EXERCISE DESCRIPTION:
The answer should consist of every line in the material below that has the word "this".

EXERCISE DATA START

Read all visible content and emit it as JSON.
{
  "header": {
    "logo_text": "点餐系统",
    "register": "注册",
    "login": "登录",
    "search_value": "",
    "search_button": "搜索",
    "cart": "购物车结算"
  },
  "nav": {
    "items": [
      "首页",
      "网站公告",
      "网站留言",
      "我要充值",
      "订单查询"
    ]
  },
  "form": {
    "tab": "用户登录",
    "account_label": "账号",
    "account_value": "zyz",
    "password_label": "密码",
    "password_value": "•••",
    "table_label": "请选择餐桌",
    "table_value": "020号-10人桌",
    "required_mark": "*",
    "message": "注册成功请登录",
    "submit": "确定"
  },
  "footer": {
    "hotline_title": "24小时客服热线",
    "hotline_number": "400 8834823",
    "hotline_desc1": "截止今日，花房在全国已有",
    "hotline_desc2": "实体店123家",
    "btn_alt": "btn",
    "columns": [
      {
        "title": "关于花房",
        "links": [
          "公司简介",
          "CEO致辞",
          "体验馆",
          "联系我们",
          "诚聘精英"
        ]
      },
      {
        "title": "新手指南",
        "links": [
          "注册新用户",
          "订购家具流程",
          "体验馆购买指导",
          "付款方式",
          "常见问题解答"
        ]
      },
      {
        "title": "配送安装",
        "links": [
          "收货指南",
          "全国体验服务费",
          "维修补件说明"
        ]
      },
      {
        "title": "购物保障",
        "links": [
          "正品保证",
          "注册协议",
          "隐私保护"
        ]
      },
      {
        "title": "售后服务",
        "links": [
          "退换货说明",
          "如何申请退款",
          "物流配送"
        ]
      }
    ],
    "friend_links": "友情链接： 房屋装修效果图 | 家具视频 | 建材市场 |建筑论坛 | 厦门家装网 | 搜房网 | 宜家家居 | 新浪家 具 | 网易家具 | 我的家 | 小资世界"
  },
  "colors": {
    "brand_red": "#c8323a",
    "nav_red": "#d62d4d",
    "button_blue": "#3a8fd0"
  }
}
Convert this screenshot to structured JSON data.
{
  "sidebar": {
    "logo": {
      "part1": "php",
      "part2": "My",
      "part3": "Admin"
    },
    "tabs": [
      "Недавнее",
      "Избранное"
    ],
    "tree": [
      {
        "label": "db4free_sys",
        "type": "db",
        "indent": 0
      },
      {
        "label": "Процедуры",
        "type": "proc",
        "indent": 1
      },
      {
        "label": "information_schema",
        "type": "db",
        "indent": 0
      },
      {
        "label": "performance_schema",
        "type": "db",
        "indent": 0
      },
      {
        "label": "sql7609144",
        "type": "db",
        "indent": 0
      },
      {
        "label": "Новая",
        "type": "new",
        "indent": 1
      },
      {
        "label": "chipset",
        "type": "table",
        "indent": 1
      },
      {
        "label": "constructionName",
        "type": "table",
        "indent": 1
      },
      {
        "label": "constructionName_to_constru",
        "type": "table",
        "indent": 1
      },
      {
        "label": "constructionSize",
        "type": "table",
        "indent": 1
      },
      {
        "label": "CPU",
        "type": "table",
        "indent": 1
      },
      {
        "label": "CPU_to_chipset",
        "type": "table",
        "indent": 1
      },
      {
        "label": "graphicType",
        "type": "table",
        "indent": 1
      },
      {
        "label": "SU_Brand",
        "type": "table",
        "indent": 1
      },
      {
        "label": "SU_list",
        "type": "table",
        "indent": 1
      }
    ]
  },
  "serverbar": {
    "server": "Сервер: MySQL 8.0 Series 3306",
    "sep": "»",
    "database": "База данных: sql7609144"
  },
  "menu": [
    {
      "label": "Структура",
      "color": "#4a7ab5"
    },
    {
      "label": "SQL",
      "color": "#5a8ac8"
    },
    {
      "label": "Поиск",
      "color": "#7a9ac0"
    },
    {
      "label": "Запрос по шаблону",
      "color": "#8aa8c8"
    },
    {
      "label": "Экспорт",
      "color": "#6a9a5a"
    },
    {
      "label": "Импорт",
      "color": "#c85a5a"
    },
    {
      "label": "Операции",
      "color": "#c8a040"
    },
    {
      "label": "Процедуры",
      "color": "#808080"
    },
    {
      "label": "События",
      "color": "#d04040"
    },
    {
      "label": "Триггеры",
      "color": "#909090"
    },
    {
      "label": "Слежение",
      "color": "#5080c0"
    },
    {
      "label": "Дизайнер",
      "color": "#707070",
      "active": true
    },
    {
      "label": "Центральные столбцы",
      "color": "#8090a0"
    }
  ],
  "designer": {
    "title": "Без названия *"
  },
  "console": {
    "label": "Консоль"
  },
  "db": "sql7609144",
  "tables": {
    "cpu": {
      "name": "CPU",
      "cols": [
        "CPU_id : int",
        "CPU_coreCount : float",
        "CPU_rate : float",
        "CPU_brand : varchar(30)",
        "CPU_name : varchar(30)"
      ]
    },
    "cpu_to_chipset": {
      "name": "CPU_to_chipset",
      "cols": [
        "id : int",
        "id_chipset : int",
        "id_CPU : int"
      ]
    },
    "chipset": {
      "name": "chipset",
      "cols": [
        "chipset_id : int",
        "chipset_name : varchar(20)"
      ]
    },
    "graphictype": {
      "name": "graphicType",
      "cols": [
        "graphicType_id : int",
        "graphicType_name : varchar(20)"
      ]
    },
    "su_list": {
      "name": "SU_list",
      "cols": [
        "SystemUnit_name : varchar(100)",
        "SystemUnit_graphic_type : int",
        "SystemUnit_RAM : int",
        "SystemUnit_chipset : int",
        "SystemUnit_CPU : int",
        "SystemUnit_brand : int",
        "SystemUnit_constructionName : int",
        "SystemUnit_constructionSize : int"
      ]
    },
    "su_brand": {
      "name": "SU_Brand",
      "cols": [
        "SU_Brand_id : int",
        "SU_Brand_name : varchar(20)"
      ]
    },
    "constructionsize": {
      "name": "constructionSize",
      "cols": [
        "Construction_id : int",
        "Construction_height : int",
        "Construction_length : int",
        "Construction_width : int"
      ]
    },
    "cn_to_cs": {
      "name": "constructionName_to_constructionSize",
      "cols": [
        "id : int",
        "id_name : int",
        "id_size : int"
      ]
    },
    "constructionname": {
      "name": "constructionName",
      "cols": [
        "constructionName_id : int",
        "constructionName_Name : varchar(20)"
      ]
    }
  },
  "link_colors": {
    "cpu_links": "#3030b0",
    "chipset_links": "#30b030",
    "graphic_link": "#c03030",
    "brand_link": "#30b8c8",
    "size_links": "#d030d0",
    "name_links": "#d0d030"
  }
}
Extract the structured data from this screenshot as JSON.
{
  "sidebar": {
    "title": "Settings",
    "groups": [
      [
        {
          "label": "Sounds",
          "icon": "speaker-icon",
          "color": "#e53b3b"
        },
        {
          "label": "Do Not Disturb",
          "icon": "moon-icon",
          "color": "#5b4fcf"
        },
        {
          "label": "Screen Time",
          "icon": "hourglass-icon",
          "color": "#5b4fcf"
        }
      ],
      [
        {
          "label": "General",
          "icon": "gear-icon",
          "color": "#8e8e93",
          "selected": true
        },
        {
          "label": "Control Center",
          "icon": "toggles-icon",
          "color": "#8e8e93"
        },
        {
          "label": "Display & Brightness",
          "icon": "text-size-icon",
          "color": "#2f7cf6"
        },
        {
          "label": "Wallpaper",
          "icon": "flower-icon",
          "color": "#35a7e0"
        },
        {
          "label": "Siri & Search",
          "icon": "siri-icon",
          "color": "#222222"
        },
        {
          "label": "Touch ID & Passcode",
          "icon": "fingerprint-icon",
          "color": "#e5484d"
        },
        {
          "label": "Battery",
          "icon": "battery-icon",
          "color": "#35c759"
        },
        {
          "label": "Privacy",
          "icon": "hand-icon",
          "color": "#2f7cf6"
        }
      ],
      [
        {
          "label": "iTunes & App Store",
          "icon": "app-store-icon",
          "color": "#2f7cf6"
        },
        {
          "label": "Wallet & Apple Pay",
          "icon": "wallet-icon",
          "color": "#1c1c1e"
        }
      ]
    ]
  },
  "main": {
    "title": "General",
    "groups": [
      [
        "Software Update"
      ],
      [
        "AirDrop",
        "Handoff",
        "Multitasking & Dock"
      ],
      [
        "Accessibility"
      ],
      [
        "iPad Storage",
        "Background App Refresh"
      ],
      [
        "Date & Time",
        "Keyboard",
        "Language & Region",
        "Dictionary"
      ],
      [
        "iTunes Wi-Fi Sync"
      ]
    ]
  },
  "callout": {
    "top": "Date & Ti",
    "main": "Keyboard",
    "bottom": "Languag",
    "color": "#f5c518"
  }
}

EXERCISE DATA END

EXERCISE SOLUTION:
Convert this screenshot to structured JSON data.
Extract the structured data from this screenshot as JSON.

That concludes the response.